I was bursting with pride in my kid, but each time we talked about his essay, I couldn’t help but think of Hadley. Her story wasn’t all that different from thousands of dogs in our country. What set her apart was that despite all the odds against her, she was given a chance.
Hadley was six months old when she came to our house. I would imagine that if Dug spent another two months in a shelter, (if he was granted that time), he would be as completely shut-down as Hadley was.
Although, looking at him now, I’m not sure he could have survived two more months. His body has obviously been ravaged by worms. He is shy and unsure, so completely different from the puppies I normally encounter. His shrunken body supported by oversize paws and carrying an overgrown head, make him seem like an old man.
But Dug has his moments. He wags his tail when I talk to him. When anyone approaches the pen, he backs away at first, but soon enough he creeps forward to be petted. When Gala visits, he clamors for the side of the pen happy for her company. He’s still too weak and unhealthy to play with her, she would certainly overwhelm him but she is settling down lately, so I’m hopeful that the two will be able to play together in another week. Gracie, being Gracie, snarls at Dug when she passes by. Dug just watches her, but never snarls back.
This is not the puppy I imagined. But I’m pretty sure in a week, he’ll look and act different. He’s young and likely, resilient. Once he figures out he’s in a safe place, I’m hopeful his real puppy-self will emerge. I’m so grateful he made it out. So grateful we have the opportunity to teach him about love and trust and care and safety.
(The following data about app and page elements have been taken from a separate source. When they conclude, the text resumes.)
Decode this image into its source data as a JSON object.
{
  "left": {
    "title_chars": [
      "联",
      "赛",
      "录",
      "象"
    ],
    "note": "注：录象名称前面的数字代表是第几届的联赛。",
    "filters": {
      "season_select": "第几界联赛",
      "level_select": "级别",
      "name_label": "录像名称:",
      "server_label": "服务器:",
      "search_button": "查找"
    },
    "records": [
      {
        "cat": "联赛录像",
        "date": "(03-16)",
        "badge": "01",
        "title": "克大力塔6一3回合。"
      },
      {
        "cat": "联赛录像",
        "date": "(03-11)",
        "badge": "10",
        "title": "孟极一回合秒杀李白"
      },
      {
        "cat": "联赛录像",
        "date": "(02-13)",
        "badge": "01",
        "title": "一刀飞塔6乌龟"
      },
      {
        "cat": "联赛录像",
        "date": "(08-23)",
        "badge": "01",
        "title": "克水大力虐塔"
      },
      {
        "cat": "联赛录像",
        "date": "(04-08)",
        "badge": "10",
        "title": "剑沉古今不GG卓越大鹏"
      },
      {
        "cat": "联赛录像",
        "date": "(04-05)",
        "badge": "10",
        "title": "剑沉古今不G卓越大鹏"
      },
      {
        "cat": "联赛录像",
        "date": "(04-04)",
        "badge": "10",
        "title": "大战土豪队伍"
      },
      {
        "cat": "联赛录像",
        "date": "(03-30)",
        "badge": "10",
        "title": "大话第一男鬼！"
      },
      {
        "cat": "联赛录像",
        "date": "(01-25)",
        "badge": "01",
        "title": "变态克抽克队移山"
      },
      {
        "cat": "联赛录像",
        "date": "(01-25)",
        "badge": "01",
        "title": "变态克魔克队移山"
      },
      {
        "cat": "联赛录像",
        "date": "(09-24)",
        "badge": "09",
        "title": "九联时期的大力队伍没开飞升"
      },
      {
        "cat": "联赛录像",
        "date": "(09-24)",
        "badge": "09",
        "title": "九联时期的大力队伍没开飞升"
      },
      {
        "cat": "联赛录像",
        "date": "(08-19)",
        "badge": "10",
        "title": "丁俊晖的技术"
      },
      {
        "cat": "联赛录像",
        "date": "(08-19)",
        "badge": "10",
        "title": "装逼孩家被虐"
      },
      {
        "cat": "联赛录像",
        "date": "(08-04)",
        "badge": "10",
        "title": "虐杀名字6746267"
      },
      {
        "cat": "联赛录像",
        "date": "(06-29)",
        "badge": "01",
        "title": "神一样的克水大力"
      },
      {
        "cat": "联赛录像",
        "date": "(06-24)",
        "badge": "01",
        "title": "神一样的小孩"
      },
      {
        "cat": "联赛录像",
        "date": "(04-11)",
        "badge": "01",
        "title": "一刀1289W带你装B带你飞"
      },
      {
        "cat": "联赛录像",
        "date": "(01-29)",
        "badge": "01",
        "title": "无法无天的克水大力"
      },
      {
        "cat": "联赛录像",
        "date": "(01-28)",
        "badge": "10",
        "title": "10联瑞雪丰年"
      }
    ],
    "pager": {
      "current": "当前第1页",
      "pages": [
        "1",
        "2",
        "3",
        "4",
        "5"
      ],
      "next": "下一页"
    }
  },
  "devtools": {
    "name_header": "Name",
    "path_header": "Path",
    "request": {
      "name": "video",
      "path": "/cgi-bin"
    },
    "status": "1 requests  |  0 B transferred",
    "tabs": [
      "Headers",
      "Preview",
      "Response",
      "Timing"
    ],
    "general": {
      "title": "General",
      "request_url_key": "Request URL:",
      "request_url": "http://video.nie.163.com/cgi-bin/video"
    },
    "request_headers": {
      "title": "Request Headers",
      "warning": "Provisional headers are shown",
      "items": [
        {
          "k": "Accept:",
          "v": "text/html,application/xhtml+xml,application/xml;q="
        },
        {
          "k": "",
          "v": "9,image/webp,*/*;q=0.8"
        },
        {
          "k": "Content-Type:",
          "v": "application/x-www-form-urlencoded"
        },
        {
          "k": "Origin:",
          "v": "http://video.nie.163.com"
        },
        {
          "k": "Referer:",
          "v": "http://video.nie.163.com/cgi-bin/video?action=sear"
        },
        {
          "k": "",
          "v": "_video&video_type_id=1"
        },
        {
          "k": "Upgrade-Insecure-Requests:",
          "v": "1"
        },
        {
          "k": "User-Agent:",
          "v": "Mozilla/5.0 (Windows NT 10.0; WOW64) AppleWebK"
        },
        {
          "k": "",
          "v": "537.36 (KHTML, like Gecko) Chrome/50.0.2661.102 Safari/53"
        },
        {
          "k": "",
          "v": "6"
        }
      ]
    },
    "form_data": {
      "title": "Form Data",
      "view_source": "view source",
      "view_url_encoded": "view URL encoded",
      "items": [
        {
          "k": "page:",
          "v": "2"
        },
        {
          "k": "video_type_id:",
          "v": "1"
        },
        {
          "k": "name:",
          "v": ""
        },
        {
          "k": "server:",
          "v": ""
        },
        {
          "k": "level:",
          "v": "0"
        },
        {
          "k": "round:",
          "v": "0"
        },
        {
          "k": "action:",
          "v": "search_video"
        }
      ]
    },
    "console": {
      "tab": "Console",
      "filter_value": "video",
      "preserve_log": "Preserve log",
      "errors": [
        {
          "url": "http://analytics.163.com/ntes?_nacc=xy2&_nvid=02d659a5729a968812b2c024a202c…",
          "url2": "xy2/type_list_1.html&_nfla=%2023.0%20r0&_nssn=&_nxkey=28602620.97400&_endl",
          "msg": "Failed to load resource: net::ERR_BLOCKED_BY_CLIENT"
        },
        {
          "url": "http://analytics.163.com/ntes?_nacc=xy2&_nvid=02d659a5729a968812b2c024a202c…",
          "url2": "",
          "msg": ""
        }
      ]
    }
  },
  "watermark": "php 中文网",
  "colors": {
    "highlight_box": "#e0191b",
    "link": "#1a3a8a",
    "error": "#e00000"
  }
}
I think Gala is finally getting that message, too. She has settled down. And when I say settled down, in terms of Gala, that means she actually lies down and relaxes.
She more or less sticks to dog toys, instead of shoes or cords. She leaves what is on the counter, on the counter. She doesn’t try to slip out any open doors. She ignores Gracie when Gracie growls at her. She sticks her nose in the cat’s face, but no longer pushes the cat with her nose in an effort to get the cat to run so she can chase her.
Everyone has noticed. “What happened to Gala?” asks Ian. “Did you run her a lot today?”
With the heat, we haven’t been running very far or very fast. No, I think what has happened is Gala is no longer so stressed. She’ll never be a low-key dog, that’s just not her personality. It may have taken a little over two months, but I think what has finally happened is that Gala has come to the conclusion that she is safe here.
Let’s hope Dug comes to that conclusion much faster. After all, he has youth on his side.